Cracking the Code
In 1994, the Church of England called for a hiatus in the slanging match between the manufacturers and IBFAN. The Church suspended its support for the boycott while it sought unbiased, independent research into baby formula marketing practices.
To obtain that information, we joined in creating the Interagency Group on Breastfeeding Monitoring (IGBM), formed with 27 organizations including Christian Aid, OXFAM, Save the Children and the UK Committee for UNICEF. Now we have stark new evidence in the form of a report, Cracking the Code, which proves that 32 companies, including Gerber, Mead Johnson, Nestlé, Nutricia and Wyeth, have been routinely ignoring the Code.
Cracking the Code reports on a study undertaken between August and October 1996 in Bangladesh, Poland, South Africa and Thailand. In each country, the study involved interviews with 800 pregnant women and new mothers and 120 health workers in 40 facilities. The results showed that, among other violations of the Code, the formula companies have been distributing marketing literature promoting formula over breastmilk and giving away formula to maternity hospitals and mothers—from 1 in 12 mothers surveyed in Poland to 1 in 4 in Thailand.
Free samples, especially those handed out by health professionals, are a particularly insidious form of promotion. A mother can easily switch from breast to bottle, but from bottle to breast is another story. After being fed with free samples of formula even for just a few days, the baby, used to an artificial teat, is fussy about accepting the breast. While the baby has been drinking formula, the mother’s milk production has declined.
Now the worried mother has a cranky and hungry baby on her hands, and she is convinced she must give up the breast and use formula for the duration. Rarely are such problems—and their solutions—explained to women when ‘gifts’ of baby formula are thrust into their hands. And when a doctor or nurse is providing the ‘gift’, it carries the health profession’s implicit stamp of approval.
The industry has complained that the IGBM study is biased and unscientific. This is rubbish. Independent coordinators supervised the study in each country, and the many organizations that sponsored it would not have gone through this exercise without firm assurances that rigorous research protocols would be observed.
The Church of England suspended its support of the boycott as an act of good faith while the study was undertaken. The industry’s criticism of the study adds up to this: The multinationals simply are not about to acknowledge their own unethical practices in countries that offer promising market potential.

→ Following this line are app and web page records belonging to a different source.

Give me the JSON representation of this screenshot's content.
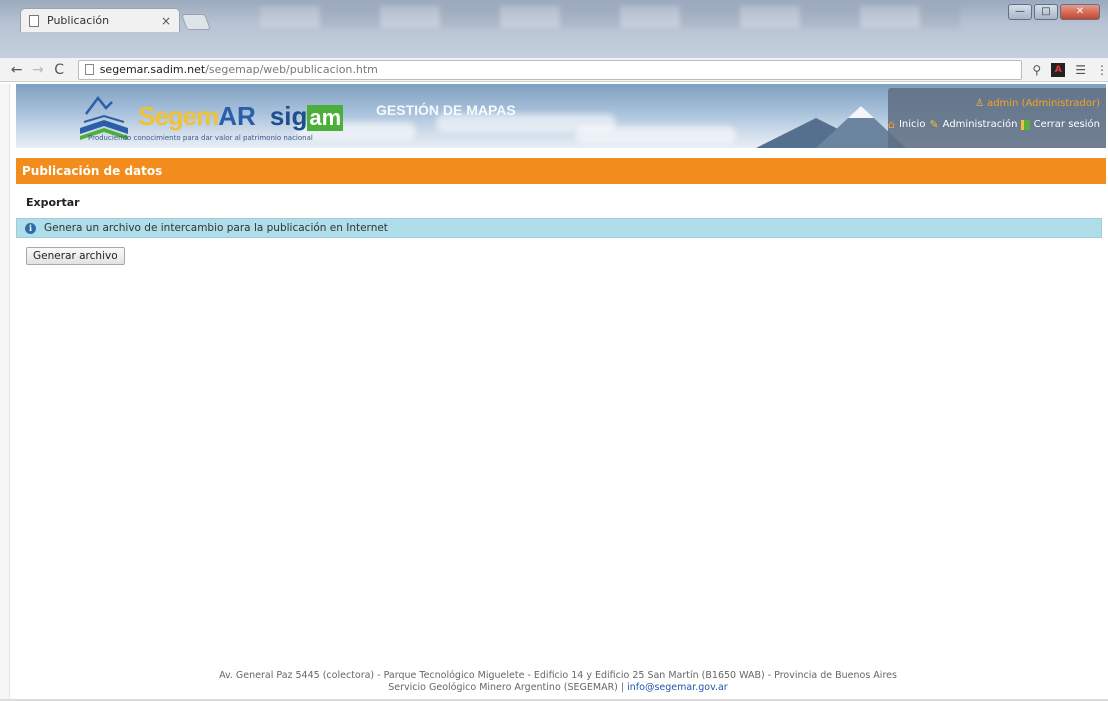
{
  "browser": {
    "tab_title": "Publicación",
    "tab_close": "×",
    "url_host": "segemar.sadim.net",
    "url_path": "/segemap/web/publicacion.htm",
    "back_glyph": "←",
    "forward_glyph": "→",
    "reload_glyph": "C",
    "menu_glyph": "⋮",
    "ext1_glyph": "⚲",
    "ext2_glyph": "⚲",
    "win_minimize": "—",
    "win_maximize": "□",
    "win_close": "✕"
  },
  "banner": {
    "logo_segem": "Segem",
    "logo_ar": "AR",
    "logo_sig": "sig",
    "logo_am": "am",
    "tagline": "Produciendo conocimiento para dar valor al patrimonio nacional",
    "title": "GESTIÓN DE MAPAS"
  },
  "user": {
    "name": "admin (Administrador)",
    "links": {
      "home": "Inicio",
      "admin": "Administración",
      "logout": "Cerrar sesión"
    }
  },
  "main": {
    "section_title": "Publicación de datos",
    "subheader": "Exportar",
    "info_text": "Genera un archivo de intercambio para la publicación en Internet",
    "info_icon": "i",
    "button_label": "Generar archivo"
  },
  "footer": {
    "line1": "Av. General Paz 5445 (colectora) - Parque Tecnológico Miguelete - Edificio 14 y Edificio 25 San Martín (B1650 WAB) - Provincia de Buenos Aires",
    "line2_prefix": "Servicio Geológico Minero Argentino (SEGEMAR) | ",
    "email": "info@segemar.gov.ar"
  },
  "colors": {
    "section_header": "#f28c1c",
    "info_bg": "#afdde9",
    "user_name": "#f7a31b"
  }
}
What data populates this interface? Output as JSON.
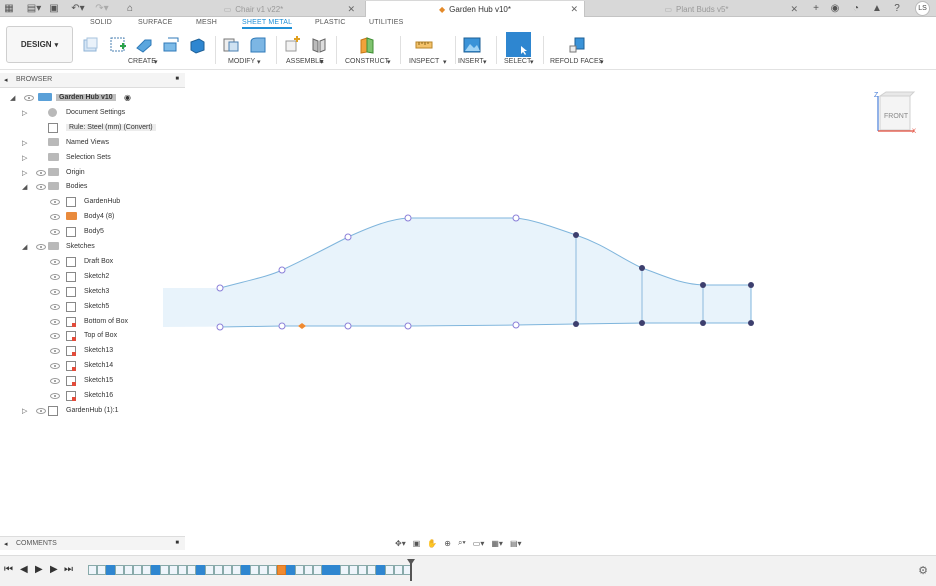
{
  "tabs": {
    "documents": [
      {
        "label": "Chair v1 v22*",
        "active": false
      },
      {
        "label": "Garden Hub v10*",
        "active": true
      },
      {
        "label": "Plant Buds v5*",
        "active": false
      }
    ],
    "user_initials": "LS"
  },
  "ribbon": {
    "workspace": "DESIGN",
    "workspace_caret": "▾",
    "tabs": [
      "SOLID",
      "SURFACE",
      "MESH",
      "SHEET METAL",
      "PLASTIC",
      "UTILITIES"
    ],
    "active_tab": "SHEET METAL",
    "groups": [
      "CREATE",
      "MODIFY",
      "ASSEMBLE",
      "CONSTRUCT",
      "INSPECT",
      "INSERT",
      "SELECT",
      "REFOLD FACES"
    ],
    "accent": "#1f8fd6"
  },
  "browser": {
    "title": "BROWSER",
    "items": [
      {
        "label": "Garden Hub v10",
        "level": 0,
        "expand": "open",
        "icon": "component-icon",
        "eye": true
      },
      {
        "label": "Document Settings",
        "level": 1,
        "expand": "closed",
        "icon": "gear-icon",
        "eye": false
      },
      {
        "label": "Rule: Steel (mm) (Convert)",
        "level": 1,
        "expand": "none",
        "icon": "rule-icon",
        "eye": false
      },
      {
        "label": "Named Views",
        "level": 1,
        "expand": "closed",
        "icon": "folder-icon",
        "eye": false
      },
      {
        "label": "Selection Sets",
        "level": 1,
        "expand": "closed",
        "icon": "folder-icon",
        "eye": false
      },
      {
        "label": "Origin",
        "level": 1,
        "expand": "closed",
        "icon": "folder-icon",
        "eye": true
      },
      {
        "label": "Bodies",
        "level": 1,
        "expand": "open",
        "icon": "folder-icon",
        "eye": true
      },
      {
        "label": "GardenHub",
        "level": 2,
        "expand": "none",
        "icon": "body-icon",
        "eye": true
      },
      {
        "label": "Body4 (8)",
        "level": 2,
        "expand": "none",
        "icon": "body-orange-icon",
        "eye": true
      },
      {
        "label": "Body5",
        "level": 2,
        "expand": "none",
        "icon": "body-icon",
        "eye": true
      },
      {
        "label": "Sketches",
        "level": 1,
        "expand": "open",
        "icon": "folder-icon",
        "eye": true
      },
      {
        "label": "Draft Box",
        "level": 2,
        "expand": "none",
        "icon": "sketch-icon",
        "eye": true
      },
      {
        "label": "Sketch2",
        "level": 2,
        "expand": "none",
        "icon": "sketch-icon",
        "eye": true
      },
      {
        "label": "Sketch3",
        "level": 2,
        "expand": "none",
        "icon": "sketch-icon",
        "eye": true
      },
      {
        "label": "Sketch5",
        "level": 2,
        "expand": "none",
        "icon": "sketch-icon",
        "eye": true
      },
      {
        "label": "Bottom of Box",
        "level": 2,
        "expand": "none",
        "icon": "sketch-red-icon",
        "eye": true
      },
      {
        "label": "Top of Box",
        "level": 2,
        "expand": "none",
        "icon": "sketch-red-icon",
        "eye": true
      },
      {
        "label": "Sketch13",
        "level": 2,
        "expand": "none",
        "icon": "sketch-red-icon",
        "eye": true
      },
      {
        "label": "Sketch14",
        "level": 2,
        "expand": "none",
        "icon": "sketch-red-icon",
        "eye": true
      },
      {
        "label": "Sketch15",
        "level": 2,
        "expand": "none",
        "icon": "sketch-red-icon",
        "eye": true
      },
      {
        "label": "Sketch16",
        "level": 2,
        "expand": "none",
        "icon": "sketch-red-icon",
        "eye": true
      },
      {
        "label": "GardenHub (1):1",
        "level": 1,
        "expand": "closed",
        "icon": "component-link-icon",
        "eye": true
      }
    ]
  },
  "comments": {
    "title": "COMMENTS"
  },
  "viewcube": {
    "face": "FRONT",
    "axis_z": "Z",
    "axis_x": "X"
  },
  "sketch": {
    "fill": "#e8f3fb",
    "stroke": "#7fb5dc"
  },
  "timeline": {
    "feature_count": 36
  }
}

It is now clear to me that the only way to end these practices is by threatening the commercial interests that drive them. To concentrate its effectiveness, the consumer boycott has targeted one company: Nestlé. But that is not to suggest that the others are pure in their motives and actions—quite the contrary. They go about the same business, obscured in the shadows, while the light is shined on Nestlé. And if the IGBM had the resources to survey more countries, I have no doubt that we would find many more companies violating the Code.
These violations are not innocent; they are wilful. The companies have a moral obligation to abide by the Code, but instead they have treated it like something they can ignore with impunity until they are caught. They bank on the fact that developing countries do not have the resources to police the companies. Cracking the Code was our response to this implied challenge, and I hope it puts the manufacturers on notice that those countries have allies in the effort to put babies before business.